Page and application data records
----

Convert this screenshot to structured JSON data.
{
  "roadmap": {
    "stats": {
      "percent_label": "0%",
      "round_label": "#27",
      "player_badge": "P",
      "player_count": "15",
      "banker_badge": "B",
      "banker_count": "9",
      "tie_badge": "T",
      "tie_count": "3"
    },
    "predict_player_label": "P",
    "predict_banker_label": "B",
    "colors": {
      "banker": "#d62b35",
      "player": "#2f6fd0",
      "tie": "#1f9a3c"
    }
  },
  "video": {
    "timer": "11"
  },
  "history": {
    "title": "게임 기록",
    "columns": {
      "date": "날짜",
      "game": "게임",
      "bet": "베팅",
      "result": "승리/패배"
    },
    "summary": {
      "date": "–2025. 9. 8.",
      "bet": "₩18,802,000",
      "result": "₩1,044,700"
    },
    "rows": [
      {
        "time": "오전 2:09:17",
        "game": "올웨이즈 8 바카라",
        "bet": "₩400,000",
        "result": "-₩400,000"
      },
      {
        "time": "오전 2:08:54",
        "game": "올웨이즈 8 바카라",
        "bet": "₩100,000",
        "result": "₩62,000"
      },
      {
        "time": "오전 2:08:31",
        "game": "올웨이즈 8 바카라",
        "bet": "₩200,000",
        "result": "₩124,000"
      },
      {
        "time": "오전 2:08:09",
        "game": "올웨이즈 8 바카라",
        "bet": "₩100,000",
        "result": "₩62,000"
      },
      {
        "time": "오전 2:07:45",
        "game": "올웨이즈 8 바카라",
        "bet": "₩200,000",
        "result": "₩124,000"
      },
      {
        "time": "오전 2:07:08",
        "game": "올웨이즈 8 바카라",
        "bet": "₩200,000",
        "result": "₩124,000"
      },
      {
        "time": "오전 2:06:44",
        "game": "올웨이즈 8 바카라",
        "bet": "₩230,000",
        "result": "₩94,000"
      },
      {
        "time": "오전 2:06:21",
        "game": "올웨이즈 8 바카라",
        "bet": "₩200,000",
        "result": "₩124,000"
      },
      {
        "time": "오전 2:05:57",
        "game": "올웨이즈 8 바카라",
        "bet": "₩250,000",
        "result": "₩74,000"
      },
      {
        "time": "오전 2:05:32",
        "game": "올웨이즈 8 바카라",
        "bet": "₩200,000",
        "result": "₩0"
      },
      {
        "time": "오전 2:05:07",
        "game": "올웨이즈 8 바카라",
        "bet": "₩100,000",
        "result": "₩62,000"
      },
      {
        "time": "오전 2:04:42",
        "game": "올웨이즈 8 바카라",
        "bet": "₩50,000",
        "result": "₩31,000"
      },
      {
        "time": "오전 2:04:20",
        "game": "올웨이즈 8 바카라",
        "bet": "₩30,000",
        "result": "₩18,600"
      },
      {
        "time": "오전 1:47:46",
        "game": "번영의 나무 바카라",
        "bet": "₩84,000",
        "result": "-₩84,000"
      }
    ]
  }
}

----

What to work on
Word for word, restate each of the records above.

Answer for this exercise
Convert this screenshot to structured JSON data.
{
  "roadmap": {
    "stats": {
      "percent_label": "0%",
      "round_label": "#27",
      "player_badge": "P",
      "player_count": "15",
      "banker_badge": "B",
      "banker_count": "9",
      "tie_badge": "T",
      "tie_count": "3"
    },
    "predict_player_label": "P",
    "predict_banker_label": "B",
    "colors": {
      "banker": "#d62b35",
      "player": "#2f6fd0",
      "tie": "#1f9a3c"
    }
  },
  "video": {
    "timer": "11"
  },
  "history": {
    "title": "게임 기록",
    "columns": {
      "date": "날짜",
      "game": "게임",
      "bet": "베팅",
      "result": "승리/패배"
    },
    "summary": {
      "date": "–2025. 9. 8.",
      "bet": "₩18,802,000",
      "result": "₩1,044,700"
    },
    "rows": [
      {
        "time": "오전 2:09:17",
        "game": "올웨이즈 8 바카라",
        "bet": "₩400,000",
        "result": "-₩400,000"
      },
      {
        "time": "오전 2:08:54",
        "game": "올웨이즈 8 바카라",
        "bet": "₩100,000",
        "result": "₩62,000"
      },
      {
        "time": "오전 2:08:31",
        "game": "올웨이즈 8 바카라",
        "bet": "₩200,000",
        "result": "₩124,000"
      },
      {
        "time": "오전 2:08:09",
        "game": "올웨이즈 8 바카라",
        "bet": "₩100,000",
        "result": "₩62,000"
      },
      {
        "time": "오전 2:07:45",
        "game": "올웨이즈 8 바카라",
        "bet": "₩200,000",
        "result": "₩124,000"
      },
      {
        "time": "오전 2:07:08",
        "game": "올웨이즈 8 바카라",
        "bet": "₩200,000",
        "result": "₩124,000"
      },
      {
        "time": "오전 2:06:44",
        "game": "올웨이즈 8 바카라",
        "bet": "₩230,000",
        "result": "₩94,000"
      },
      {
        "time": "오전 2:06:21",
        "game": "올웨이즈 8 바카라",
        "bet": "₩200,000",
        "result": "₩124,000"
      },
      {
        "time": "오전 2:05:57",
        "game": "올웨이즈 8 바카라",
        "bet": "₩250,000",
        "result": "₩74,000"
      },
      {
        "time": "오전 2:05:32",
        "game": "올웨이즈 8 바카라",
        "bet": "₩200,000",
        "result": "₩0"
      },
      {
        "time": "오전 2:05:07",
        "game": "올웨이즈 8 바카라",
        "bet": "₩100,000",
        "result": "₩62,000"
      },
      {
        "time": "오전 2:04:42",
        "game": "올웨이즈 8 바카라",
        "bet": "₩50,000",
        "result": "₩31,000"
      },
      {
        "time": "오전 2:04:20",
        "game": "올웨이즈 8 바카라",
        "bet": "₩30,000",
        "result": "₩18,600"
      },
      {
        "time": "오전 1:47:46",
        "game": "번영의 나무 바카라",
        "bet": "₩84,000",
        "result": "-₩84,000"
      }
    ]
  }
}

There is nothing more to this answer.